valence: it hides the Jew within even as, in the idea of "circumcision of the heart," it identifies the
true Christian. The trial scene finds its scapegoat as it illustrates Shakespeare's diagnostic
imagination. "Though it creates a monstrous Jew as it reproduces the threat of circumcision and
crucifixion in 4.1, it also allows us to see what needs that creation fulfills, for its characters as
well as its audience" (112).
The meanings of Antonio's interior, however, are not limited to the symbolism of circumcision. As many
have recognized, his opening confession, "In sooth I know not why I am so sad," (1.1.1), masks erotic
desire. "Shylock both literalizes and gives an alibi for Antonio's initial desire to be unlocked purse
and person for Bassanio, to be known inside out by him . . . As though only torture could extract the
confession that Antonio wants both to conceal and to make . . . [in his] ambivalent desire for self-
disclosure" (120). In one of Adelman's most eloquent insights, she states a deeper meaning as well:
>In its representation of Antonio's concealed inwardness and his ambivalent desire
>for exposure, _Merchant_ seems to me to anticipate not only Hamlet's noisier
>insistence that he has something inaccessible within but also his developing sense
>of the self; and Antonio's ambivalent desire for self-exposure catches exactly this
>dilemma of this private self in its most painful form. (121)
Here Adelman draws on the psychoanalytic writing of D.W. Winnicott, who wrote of "the urgent need to
communicate and the still more urgent need not to be found" (121).
Before the trial scene is over, Portia has reinforced the fantasy of the feminized Jew (for it was said
that melancholy men bleed like women) and the masculinized Christian (in herself as Balthazar),
transcending the gender division. The play can then move to the Belmont of Act 5, which at once
distances the anxieties of Venice and echoes them in its language of incision, inward searching, and
prying into interiors. Portia's triumph "seals off" the potential wound in Antonio's body as the play

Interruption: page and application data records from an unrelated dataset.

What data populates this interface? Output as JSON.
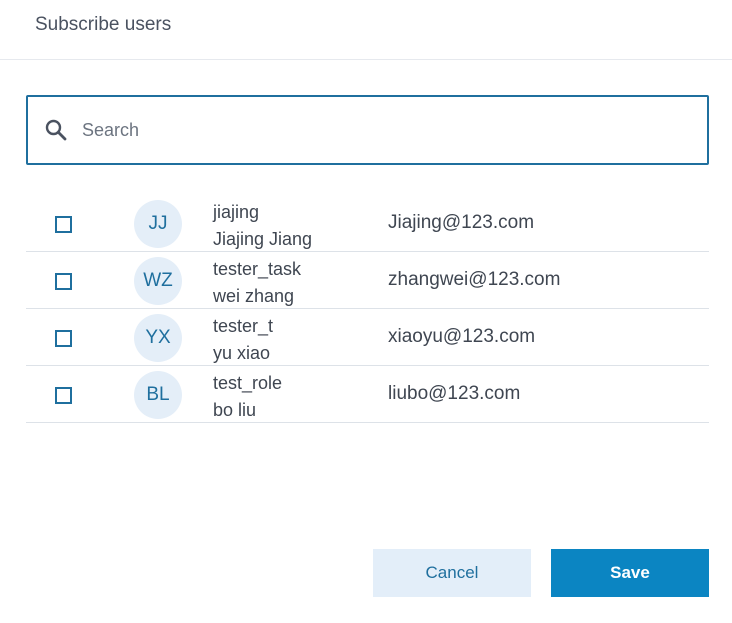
{
  "dialog": {
    "title": "Subscribe users"
  },
  "search": {
    "placeholder": "Search",
    "value": "",
    "icon": "search-icon"
  },
  "users": [
    {
      "initials": "JJ",
      "username": "jiajing",
      "full_name": "Jiajing Jiang",
      "email": "Jiajing@123.com",
      "checked": false
    },
    {
      "initials": "WZ",
      "username": "tester_task",
      "full_name": "wei zhang",
      "email": "zhangwei@123.com",
      "checked": false
    },
    {
      "initials": "YX",
      "username": "tester_t",
      "full_name": "yu xiao",
      "email": "xiaoyu@123.com",
      "checked": false
    },
    {
      "initials": "BL",
      "username": "test_role",
      "full_name": "bo liu",
      "email": "liubo@123.com",
      "checked": false
    }
  ],
  "actions": {
    "cancel_label": "Cancel",
    "save_label": "Save"
  },
  "colors": {
    "accent": "#1f6f9e",
    "primary_button": "#0b85c2",
    "secondary_button": "#e3eef9",
    "avatar_bg": "#e4eef8"
  }
}
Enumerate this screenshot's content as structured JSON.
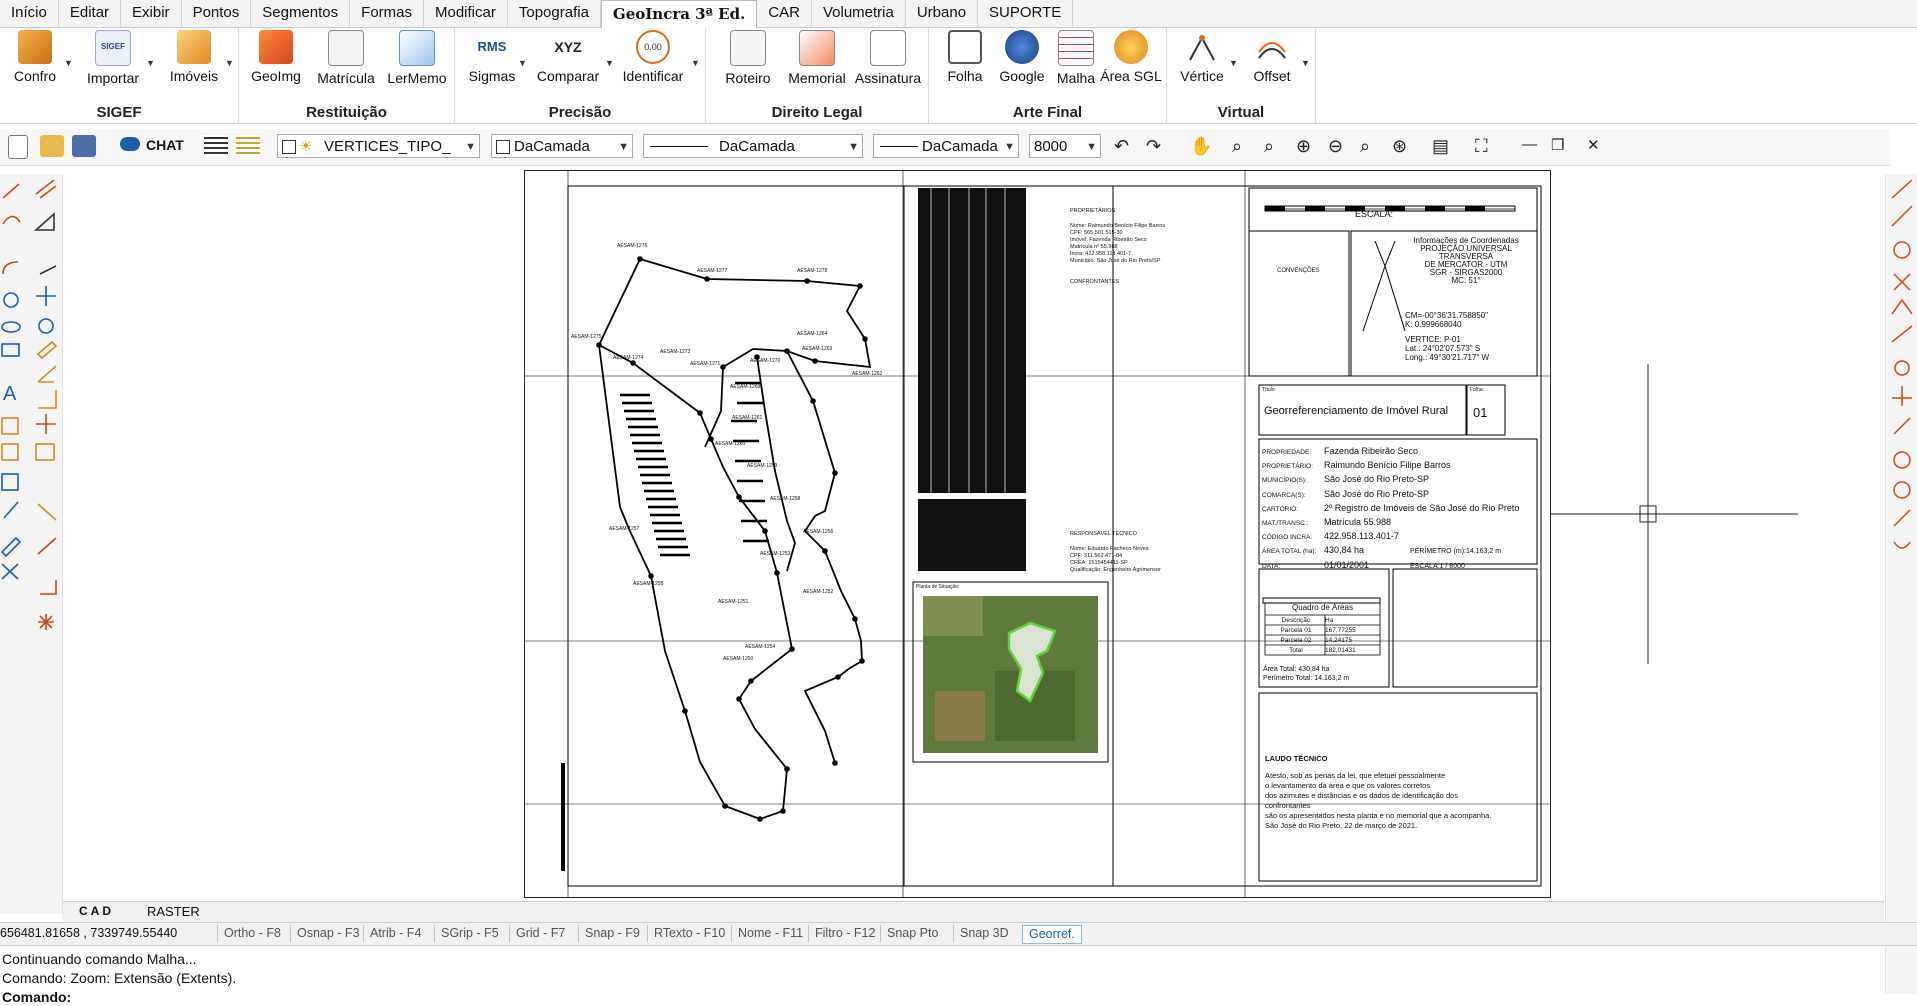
{
  "tabs": [
    "Início",
    "Editar",
    "Exibir",
    "Pontos",
    "Segmentos",
    "Formas",
    "Modificar",
    "Topografia",
    "GeoIncra 3ª Ed.",
    "CAR",
    "Volumetria",
    "Urbano",
    "SUPORTE"
  ],
  "active_tab": "GeoIncra 3ª Ed.",
  "ribbon": {
    "groups": [
      {
        "title": "SIGEF",
        "buttons": [
          "Confro",
          "Importar",
          "Imóveis"
        ]
      },
      {
        "title": "Restituição",
        "buttons": [
          "GeoImg",
          "Matrícula",
          "LerMemo"
        ]
      },
      {
        "title": "Precisão",
        "buttons": [
          "Sigmas",
          "Comparar",
          "Identificar"
        ]
      },
      {
        "title": "Direito Legal",
        "buttons": [
          "Roteiro",
          "Memorial",
          "Assinatura"
        ]
      },
      {
        "title": "Arte Final",
        "buttons": [
          "Folha",
          "Google",
          "Malha",
          "Área SGL"
        ]
      },
      {
        "title": "Virtual",
        "buttons": [
          "Vértice",
          "Offset"
        ]
      }
    ],
    "icon_badges": {
      "sigef": "SIGEF",
      "rms": "RMS",
      "xyz": "XYZ",
      "identify": "0.00"
    }
  },
  "toolbar": {
    "chat_label": "CHAT",
    "layer_combo": "VERTICES_TIPO_",
    "color_combo": "DaCamada",
    "linetype_combo": "DaCamada",
    "lineweight_combo": "DaCamada",
    "scale_combo": "8000"
  },
  "drawing": {
    "escala_title": "ESCALA:",
    "convencoes_title": "CONVENÇÕES",
    "coord_title": "Informações de Coordenadas",
    "coord_lines": [
      "PROJEÇÃO UNIVERSAL TRANSVERSA",
      "DE MERCATOR - UTM",
      "SGR - SIRGAS2000",
      "MC: 51°"
    ],
    "cm_line": "CM=-00°36'31.758850\"",
    "k_line": "K: 0.999668040",
    "vertice_line": "VERTICE: P-01",
    "lat_line": "Lat.: 24°02'07.573\" S",
    "long_line": "Long.: 49°30'21.717\" W",
    "titulo_label": "Título:",
    "titulo": "Georreferenciamento de Imóvel Rural",
    "folha_label": "Folha:",
    "folha": "01",
    "fields": [
      {
        "label": "PROPRIEDADE:",
        "value": "Fazenda Ribeirão Seco"
      },
      {
        "label": "PROPRIETÁRIO:",
        "value": "Raimundo Benício Filipe Barros"
      },
      {
        "label": "MUNICÍPIO(S):",
        "value": "São José do Rio Preto-SP"
      },
      {
        "label": "COMARCA(S):",
        "value": "São José do Rio Preto-SP"
      },
      {
        "label": "CARTÓRIO:",
        "value": "2º Registro de Imóveis de São José do Rio Preto"
      },
      {
        "label": "MAT./TRANSC.:",
        "value": "Matrícula 55.988"
      },
      {
        "label": "CÓDIGO INCRA:",
        "value": "422.958.113.401-7"
      },
      {
        "label": "ÁREA TOTAL (ha):",
        "value": "430,84 ha"
      },
      {
        "label": "DATA:",
        "value": "01/01/2001"
      }
    ],
    "perimetro": "PERÍMETRO (m):14.163,2 m",
    "escala_sheet": "ESCALA:1 / 8000",
    "quadro_title": "Quadro de Áreas",
    "quadro_headers": [
      "Descrição",
      "Ha"
    ],
    "quadro_rows": [
      [
        "Parcela 01",
        "167,77255"
      ],
      [
        "Parcela 02",
        "14,24175"
      ],
      [
        "Total",
        "182,01431"
      ]
    ],
    "area_total_line": "Área Total: 430,84 ha",
    "perimetro_total_line": "Perímetro Total: 14.163,2 m",
    "laudo_title": "LAUDO TÉCNICO",
    "laudo_lines": [
      "Atesto, sob as penas da lei, que efetuei pessoalmente",
      "o levantamento da área e que os valores corretos",
      "dos azimutes e distâncias e os dados de identificação dos",
      "confrontantes",
      "são os apresentados nesta planta e no memorial que a acompanha.",
      "São José do Rio Preto, 22 de março de 2021."
    ],
    "situacao_title": "Planta de Situação:",
    "memo_title": "PROPRIETÁRIOS",
    "memo_lines": [
      "Nome: Raimundo Benício Filipe Barros",
      "CPF: 565.501.515-30",
      "Imóvel: Fazenda Ribeirão Seco",
      "Matrícula nº 55.988",
      "Incra: 422.958.113.401-7",
      "Município: São José do Rio Preto/SP"
    ],
    "confrontantes_title": "CONFRONTANTES",
    "resp_title": "RESPONSÁVEL TÉCNICO",
    "resp_lines": [
      "Nome: Eduardo Pacheco Neves",
      "CPF: 311.562.471-04",
      "CREA: 1515454411-SP",
      "Qualificação: Engenheiro Agrimensor"
    ],
    "vertex_labels": [
      "AESAM-1276",
      "AESAM-1277",
      "AESAM-1278",
      "AESAM-1275",
      "AESAM-1274",
      "AESAM-1273",
      "AESAM-1271",
      "AESAM-1270",
      "AESAM-1269",
      "AESAM-1264",
      "AESAM-1263",
      "AESAM-1262",
      "AESAM-1261",
      "AESAM-1260",
      "AESAM-1259",
      "AESAM-1258",
      "AESAM-1257",
      "AESAM-1256",
      "AESAM-1255",
      "AESAM-1254",
      "AESAM-1253",
      "AESAM-1252",
      "AESAM-1251",
      "AESAM-1250"
    ]
  },
  "bottom_tabs": [
    "CAD",
    "RASTER"
  ],
  "status": {
    "coords": "656481.81658 , 7339749.55440",
    "buttons": [
      "Ortho - F8",
      "Osnap - F3",
      "Atrib - F4",
      "SGrip - F5",
      "Grid - F7",
      "Snap - F9",
      "RTexto - F10",
      "Nome - F11",
      "Filtro - F12",
      "Snap Pto",
      "Snap 3D",
      "Georref."
    ],
    "active": "Georref."
  },
  "command_lines": [
    "Continuando comando Malha...",
    "Comando: Zoom: Extensão (Extents).",
    "Comando:"
  ]
}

retreats to Belmont, "But the retreat is uneasy, for _Merchant_ seems to me everywhere haunted by what it
cannot allow itself to know. In its play of glib surfaces, _Merchant_ represents self-knowledge as a

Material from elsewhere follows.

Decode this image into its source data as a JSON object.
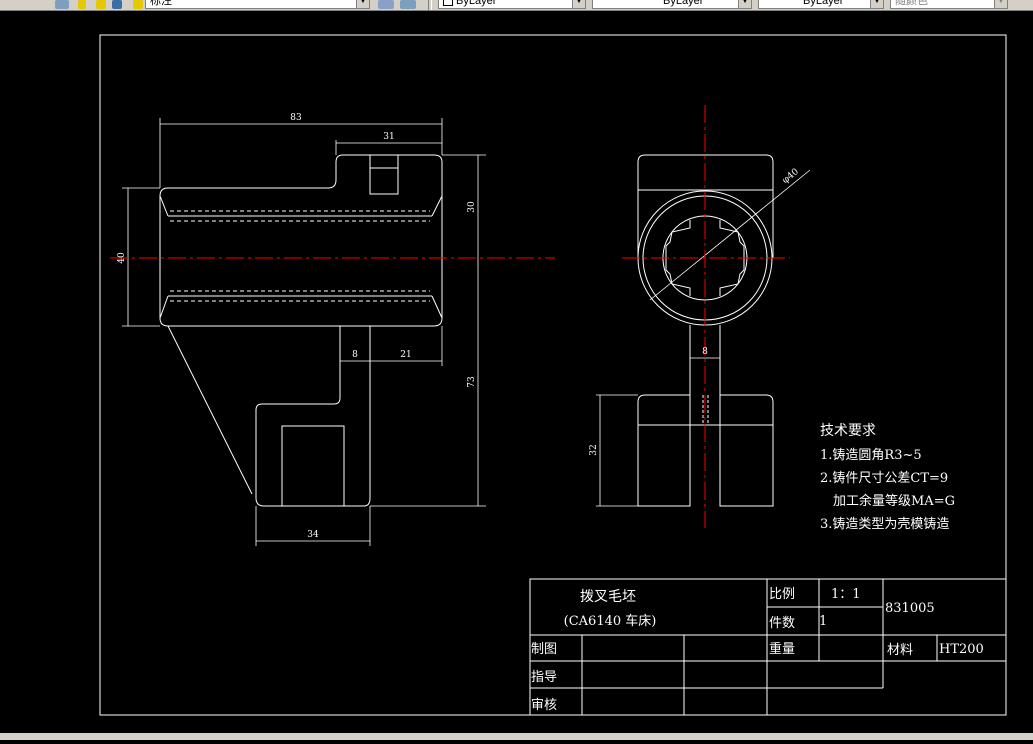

wound, and one that must be forestalled . . . And once that knowledge has been foreclosed, the debt to
the Jew -- the debt the play encodes as three thousand ducats for three months -- need never be repaid"
In its textual focus, _Blood Relations_ is a fine complement to and extension of James Shapiro's

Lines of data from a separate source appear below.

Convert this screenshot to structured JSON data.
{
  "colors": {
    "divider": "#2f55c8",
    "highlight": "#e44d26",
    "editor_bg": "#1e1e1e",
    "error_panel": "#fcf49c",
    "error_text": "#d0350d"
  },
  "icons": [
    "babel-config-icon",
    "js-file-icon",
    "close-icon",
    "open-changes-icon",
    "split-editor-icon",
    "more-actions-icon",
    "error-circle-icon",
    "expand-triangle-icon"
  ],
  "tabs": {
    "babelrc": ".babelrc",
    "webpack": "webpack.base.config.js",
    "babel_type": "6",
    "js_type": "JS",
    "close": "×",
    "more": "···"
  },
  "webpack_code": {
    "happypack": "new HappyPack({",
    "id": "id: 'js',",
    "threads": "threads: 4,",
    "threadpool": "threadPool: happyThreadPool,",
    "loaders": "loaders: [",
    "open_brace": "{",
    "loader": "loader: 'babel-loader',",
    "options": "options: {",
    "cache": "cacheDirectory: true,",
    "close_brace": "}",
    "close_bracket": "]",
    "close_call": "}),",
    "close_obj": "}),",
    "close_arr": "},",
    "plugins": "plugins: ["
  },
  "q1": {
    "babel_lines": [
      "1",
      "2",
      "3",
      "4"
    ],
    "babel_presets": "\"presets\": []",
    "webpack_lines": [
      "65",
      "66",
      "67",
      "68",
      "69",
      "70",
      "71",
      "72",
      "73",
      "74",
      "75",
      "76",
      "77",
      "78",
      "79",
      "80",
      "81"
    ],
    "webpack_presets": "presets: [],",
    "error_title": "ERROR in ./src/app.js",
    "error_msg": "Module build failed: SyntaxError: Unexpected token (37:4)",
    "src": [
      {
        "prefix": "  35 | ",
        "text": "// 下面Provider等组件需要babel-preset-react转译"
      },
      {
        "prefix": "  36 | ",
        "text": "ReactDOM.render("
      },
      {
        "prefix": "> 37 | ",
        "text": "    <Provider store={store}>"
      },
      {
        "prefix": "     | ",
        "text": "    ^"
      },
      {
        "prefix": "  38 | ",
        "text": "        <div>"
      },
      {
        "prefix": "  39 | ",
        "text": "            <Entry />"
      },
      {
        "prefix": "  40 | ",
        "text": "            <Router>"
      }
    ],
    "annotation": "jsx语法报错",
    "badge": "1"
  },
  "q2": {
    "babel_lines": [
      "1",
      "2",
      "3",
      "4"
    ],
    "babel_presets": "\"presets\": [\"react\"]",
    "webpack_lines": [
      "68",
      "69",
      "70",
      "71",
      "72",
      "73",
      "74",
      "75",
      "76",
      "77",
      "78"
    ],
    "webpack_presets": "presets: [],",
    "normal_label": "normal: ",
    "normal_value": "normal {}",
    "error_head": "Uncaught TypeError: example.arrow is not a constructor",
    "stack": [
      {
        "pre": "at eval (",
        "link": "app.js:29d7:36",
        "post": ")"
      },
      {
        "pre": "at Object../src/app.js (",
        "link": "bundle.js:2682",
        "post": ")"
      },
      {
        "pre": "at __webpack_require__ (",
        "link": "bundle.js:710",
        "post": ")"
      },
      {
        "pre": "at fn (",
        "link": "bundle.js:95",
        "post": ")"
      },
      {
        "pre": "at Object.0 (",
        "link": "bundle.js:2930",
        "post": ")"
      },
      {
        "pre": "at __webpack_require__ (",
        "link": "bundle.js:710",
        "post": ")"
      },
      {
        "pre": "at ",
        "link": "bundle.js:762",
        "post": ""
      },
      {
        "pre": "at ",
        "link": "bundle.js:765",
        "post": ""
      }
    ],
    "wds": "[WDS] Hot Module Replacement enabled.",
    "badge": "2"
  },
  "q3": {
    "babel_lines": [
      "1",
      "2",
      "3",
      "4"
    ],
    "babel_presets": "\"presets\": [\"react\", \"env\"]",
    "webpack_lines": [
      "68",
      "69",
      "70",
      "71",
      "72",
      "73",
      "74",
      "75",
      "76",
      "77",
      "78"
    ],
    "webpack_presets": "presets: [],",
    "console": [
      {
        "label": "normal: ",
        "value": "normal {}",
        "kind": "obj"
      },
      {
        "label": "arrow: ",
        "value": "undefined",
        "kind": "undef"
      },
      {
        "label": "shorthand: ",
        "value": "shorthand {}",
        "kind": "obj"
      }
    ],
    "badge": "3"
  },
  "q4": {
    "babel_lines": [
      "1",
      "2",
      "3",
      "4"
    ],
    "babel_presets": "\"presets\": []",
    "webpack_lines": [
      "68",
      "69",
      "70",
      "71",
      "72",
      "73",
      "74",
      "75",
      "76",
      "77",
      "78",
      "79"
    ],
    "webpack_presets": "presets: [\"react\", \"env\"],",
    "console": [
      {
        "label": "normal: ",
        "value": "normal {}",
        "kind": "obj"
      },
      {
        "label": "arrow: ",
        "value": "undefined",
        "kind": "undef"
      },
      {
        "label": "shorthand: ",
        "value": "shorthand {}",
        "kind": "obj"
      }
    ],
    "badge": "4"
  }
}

Shakespeare and the Jews, and Kenneth Gross's Shakespeare is Shylock, to take only two examples of
Adelman's recent precursors. As in her previous books, Adelman's notes are models of erudition,
professional critique, and magnanimous acknowledgement of the debts on which she builds. Her mind
absorbed and condensed an enormous range of commentary into eloquent prose that is at once summary and
Adelman's final, brilliant success in _Blood Relations_ strengthens her legacy as a major figure in,
psychoanalytic, feminist, and historical Shakespearean scholarship. Not only does she answer the
prejudices she encountered at the beginning her professional experience as a Jewish scholar, she has
bettered the instruction. _Blood Relations_ will be essential to all future interpretations of The
Merchant of Venice.
S H A K S P E R: The Global Shakespeare Discussion List
Hardy M. Cook,
The S H A K S P E R Web Site <http://www.shaksper.net>
DISCLAIMER: Although SHAKSPER is a moderated discussion list, the opinions expressed on it are the sole
property of the poster, and the editor assumes no responsibility for them.